In full and without change, repeat the records shown below.

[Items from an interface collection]
>>>
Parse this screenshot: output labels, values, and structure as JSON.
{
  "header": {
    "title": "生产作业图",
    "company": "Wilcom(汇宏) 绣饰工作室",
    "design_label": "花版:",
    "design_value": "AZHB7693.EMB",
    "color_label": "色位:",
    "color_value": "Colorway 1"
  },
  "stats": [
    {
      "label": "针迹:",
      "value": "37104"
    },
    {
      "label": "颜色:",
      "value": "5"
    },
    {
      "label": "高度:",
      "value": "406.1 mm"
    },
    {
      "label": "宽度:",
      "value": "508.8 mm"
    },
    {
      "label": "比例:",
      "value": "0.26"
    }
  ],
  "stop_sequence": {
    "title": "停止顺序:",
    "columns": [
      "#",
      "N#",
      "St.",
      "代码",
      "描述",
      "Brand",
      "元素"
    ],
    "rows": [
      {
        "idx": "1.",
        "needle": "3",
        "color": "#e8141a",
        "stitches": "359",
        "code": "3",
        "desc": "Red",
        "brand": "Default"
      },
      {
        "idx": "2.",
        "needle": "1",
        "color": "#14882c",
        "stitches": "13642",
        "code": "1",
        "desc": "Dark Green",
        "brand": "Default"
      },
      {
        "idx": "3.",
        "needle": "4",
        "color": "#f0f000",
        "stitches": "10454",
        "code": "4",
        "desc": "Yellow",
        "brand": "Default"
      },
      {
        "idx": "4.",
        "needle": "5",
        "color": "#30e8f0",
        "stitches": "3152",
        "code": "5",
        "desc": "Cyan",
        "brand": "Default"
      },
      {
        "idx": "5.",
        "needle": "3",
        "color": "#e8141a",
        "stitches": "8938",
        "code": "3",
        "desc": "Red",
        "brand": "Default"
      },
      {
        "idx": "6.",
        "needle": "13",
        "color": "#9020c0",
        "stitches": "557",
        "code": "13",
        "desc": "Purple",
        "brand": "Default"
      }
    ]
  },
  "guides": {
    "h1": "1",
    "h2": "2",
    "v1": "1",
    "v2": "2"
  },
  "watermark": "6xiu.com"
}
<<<
▸ Response for this exercise:
Parse this screenshot: output labels, values, and structure as JSON.
{
  "header": {
    "title": "生产作业图",
    "company": "Wilcom(汇宏) 绣饰工作室",
    "design_label": "花版:",
    "design_value": "AZHB7693.EMB",
    "color_label": "色位:",
    "color_value": "Colorway 1"
  },
  "stats": [
    {
      "label": "针迹:",
      "value": "37104"
    },
    {
      "label": "颜色:",
      "value": "5"
    },
    {
      "label": "高度:",
      "value": "406.1 mm"
    },
    {
      "label": "宽度:",
      "value": "508.8 mm"
    },
    {
      "label": "比例:",
      "value": "0.26"
    }
  ],
  "stop_sequence": {
    "title": "停止顺序:",
    "columns": [
      "#",
      "N#",
      "St.",
      "代码",
      "描述",
      "Brand",
      "元素"
    ],
    "rows": [
      {
        "idx": "1.",
        "needle": "3",
        "color": "#e8141a",
        "stitches": "359",
        "code": "3",
        "desc": "Red",
        "brand": "Default"
      },
      {
        "idx": "2.",
        "needle": "1",
        "color": "#14882c",
        "stitches": "13642",
        "code": "1",
        "desc": "Dark Green",
        "brand": "Default"
      },
      {
        "idx": "3.",
        "needle": "4",
        "color": "#f0f000",
        "stitches": "10454",
        "code": "4",
        "desc": "Yellow",
        "brand": "Default"
      },
      {
        "idx": "4.",
        "needle": "5",
        "color": "#30e8f0",
        "stitches": "3152",
        "code": "5",
        "desc": "Cyan",
        "brand": "Default"
      },
      {
        "idx": "5.",
        "needle": "3",
        "color": "#e8141a",
        "stitches": "8938",
        "code": "3",
        "desc": "Red",
        "brand": "Default"
      },
      {
        "idx": "6.",
        "needle": "13",
        "color": "#9020c0",
        "stitches": "557",
        "code": "13",
        "desc": "Purple",
        "brand": "Default"
      }
    ]
  },
  "guides": {
    "h1": "1",
    "h2": "2",
    "v1": "1",
    "v2": "2"
  },
  "watermark": "6xiu.com"
}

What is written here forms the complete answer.